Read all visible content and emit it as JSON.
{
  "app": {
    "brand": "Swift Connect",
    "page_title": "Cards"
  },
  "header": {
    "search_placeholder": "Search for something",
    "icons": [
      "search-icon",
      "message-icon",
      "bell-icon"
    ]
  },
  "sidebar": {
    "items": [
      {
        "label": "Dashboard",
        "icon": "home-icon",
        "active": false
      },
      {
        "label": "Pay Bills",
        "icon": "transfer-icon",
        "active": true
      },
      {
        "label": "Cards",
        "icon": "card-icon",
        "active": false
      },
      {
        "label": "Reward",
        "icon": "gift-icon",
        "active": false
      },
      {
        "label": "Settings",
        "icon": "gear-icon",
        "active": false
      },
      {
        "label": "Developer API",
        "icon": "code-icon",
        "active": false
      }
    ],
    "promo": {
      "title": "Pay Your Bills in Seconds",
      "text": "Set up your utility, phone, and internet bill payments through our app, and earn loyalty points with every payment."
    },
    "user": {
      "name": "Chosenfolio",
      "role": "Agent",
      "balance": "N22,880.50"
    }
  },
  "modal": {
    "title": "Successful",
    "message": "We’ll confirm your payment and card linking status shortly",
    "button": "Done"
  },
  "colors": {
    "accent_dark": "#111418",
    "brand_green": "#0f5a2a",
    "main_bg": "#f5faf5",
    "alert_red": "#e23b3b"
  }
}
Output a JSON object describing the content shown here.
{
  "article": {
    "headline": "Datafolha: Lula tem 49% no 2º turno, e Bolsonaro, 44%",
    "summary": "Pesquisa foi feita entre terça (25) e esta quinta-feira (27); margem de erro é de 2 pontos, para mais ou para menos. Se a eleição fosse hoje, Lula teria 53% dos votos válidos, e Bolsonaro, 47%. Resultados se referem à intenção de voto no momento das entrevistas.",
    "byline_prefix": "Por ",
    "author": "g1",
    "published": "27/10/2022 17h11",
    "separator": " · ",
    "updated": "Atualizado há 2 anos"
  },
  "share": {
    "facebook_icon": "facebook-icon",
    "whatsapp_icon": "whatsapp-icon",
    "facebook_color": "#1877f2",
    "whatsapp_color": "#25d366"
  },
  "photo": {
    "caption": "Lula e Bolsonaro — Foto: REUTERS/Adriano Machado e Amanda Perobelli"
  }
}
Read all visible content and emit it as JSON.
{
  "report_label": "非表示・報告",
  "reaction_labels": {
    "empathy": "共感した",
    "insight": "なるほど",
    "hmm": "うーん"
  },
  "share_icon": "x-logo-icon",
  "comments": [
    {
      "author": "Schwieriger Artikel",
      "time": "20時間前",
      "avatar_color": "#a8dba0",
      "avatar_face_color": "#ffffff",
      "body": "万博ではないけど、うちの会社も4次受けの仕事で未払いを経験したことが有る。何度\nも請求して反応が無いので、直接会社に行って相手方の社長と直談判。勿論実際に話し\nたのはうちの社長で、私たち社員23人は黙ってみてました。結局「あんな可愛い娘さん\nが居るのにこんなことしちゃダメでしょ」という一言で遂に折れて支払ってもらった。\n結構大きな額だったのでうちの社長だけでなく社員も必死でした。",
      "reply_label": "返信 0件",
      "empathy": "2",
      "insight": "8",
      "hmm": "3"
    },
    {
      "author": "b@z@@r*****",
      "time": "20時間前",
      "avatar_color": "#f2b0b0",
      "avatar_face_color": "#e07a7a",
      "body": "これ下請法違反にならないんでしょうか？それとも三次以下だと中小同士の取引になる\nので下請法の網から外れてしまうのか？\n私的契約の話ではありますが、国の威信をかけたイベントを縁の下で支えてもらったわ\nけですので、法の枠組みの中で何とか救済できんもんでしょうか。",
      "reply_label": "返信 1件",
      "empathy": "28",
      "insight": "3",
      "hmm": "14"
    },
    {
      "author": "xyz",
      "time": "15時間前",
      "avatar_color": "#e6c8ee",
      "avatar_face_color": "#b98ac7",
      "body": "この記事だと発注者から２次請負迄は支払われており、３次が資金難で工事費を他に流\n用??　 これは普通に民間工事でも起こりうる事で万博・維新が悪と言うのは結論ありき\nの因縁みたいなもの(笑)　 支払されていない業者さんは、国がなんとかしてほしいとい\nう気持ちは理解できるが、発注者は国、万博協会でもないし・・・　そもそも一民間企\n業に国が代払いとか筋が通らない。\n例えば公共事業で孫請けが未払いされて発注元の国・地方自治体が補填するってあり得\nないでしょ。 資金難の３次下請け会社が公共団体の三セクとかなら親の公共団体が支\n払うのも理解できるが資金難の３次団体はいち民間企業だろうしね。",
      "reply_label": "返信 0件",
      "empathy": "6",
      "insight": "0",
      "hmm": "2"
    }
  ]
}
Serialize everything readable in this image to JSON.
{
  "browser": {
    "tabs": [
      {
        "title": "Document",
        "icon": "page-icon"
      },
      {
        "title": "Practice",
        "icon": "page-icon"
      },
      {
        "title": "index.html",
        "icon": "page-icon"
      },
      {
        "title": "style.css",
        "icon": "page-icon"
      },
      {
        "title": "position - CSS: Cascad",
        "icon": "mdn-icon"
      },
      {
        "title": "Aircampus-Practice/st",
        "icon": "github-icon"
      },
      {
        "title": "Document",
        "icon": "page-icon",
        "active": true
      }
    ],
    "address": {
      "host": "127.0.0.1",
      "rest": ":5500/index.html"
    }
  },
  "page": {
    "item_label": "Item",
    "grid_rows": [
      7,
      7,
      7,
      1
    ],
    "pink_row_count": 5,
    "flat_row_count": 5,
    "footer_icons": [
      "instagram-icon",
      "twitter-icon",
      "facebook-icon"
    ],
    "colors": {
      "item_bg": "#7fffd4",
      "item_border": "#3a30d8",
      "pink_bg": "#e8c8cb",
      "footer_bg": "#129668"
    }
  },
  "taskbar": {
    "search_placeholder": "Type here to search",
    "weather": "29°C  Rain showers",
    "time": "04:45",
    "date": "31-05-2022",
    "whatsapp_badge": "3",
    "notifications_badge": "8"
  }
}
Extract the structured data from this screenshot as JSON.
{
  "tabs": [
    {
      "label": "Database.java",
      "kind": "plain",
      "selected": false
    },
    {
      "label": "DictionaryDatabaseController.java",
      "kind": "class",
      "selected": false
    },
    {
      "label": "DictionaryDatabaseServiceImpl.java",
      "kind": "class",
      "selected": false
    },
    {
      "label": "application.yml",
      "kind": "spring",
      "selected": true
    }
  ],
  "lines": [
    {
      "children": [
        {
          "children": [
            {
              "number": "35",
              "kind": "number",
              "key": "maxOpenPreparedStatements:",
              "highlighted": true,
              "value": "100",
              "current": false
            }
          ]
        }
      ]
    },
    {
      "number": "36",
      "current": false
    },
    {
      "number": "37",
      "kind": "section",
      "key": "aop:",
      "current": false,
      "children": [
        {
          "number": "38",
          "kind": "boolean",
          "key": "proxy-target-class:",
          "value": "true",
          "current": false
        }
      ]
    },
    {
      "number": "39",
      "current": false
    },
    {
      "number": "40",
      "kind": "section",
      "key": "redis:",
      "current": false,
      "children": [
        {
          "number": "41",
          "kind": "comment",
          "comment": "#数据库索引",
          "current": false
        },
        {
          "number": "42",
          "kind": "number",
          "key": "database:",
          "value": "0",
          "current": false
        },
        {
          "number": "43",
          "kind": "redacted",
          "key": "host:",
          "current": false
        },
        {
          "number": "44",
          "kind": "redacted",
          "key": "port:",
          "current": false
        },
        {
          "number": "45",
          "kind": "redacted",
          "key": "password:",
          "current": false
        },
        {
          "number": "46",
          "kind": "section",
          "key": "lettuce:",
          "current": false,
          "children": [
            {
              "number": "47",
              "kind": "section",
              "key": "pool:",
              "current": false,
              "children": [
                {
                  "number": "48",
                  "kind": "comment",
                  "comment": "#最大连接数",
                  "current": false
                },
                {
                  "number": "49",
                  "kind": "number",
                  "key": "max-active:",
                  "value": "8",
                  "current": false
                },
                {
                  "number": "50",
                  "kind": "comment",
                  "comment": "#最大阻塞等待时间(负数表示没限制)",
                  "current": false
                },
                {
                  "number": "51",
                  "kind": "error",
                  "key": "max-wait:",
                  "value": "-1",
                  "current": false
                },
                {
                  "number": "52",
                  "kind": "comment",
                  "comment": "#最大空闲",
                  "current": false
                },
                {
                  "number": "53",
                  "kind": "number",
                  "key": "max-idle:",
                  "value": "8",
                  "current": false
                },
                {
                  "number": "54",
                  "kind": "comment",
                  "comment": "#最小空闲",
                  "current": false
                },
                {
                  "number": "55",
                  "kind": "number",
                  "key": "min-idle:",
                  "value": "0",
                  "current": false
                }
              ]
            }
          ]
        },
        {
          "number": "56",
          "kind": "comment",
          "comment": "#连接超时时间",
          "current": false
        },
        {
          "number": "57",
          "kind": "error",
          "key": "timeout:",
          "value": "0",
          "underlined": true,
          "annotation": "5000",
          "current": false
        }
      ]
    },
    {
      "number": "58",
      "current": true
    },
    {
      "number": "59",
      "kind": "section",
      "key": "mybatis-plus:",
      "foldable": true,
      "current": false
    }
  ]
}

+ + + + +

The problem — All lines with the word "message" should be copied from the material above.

Solution to this task —
      "message-icon",
    "message": "We’ll confirm your payment and card linking status shortly",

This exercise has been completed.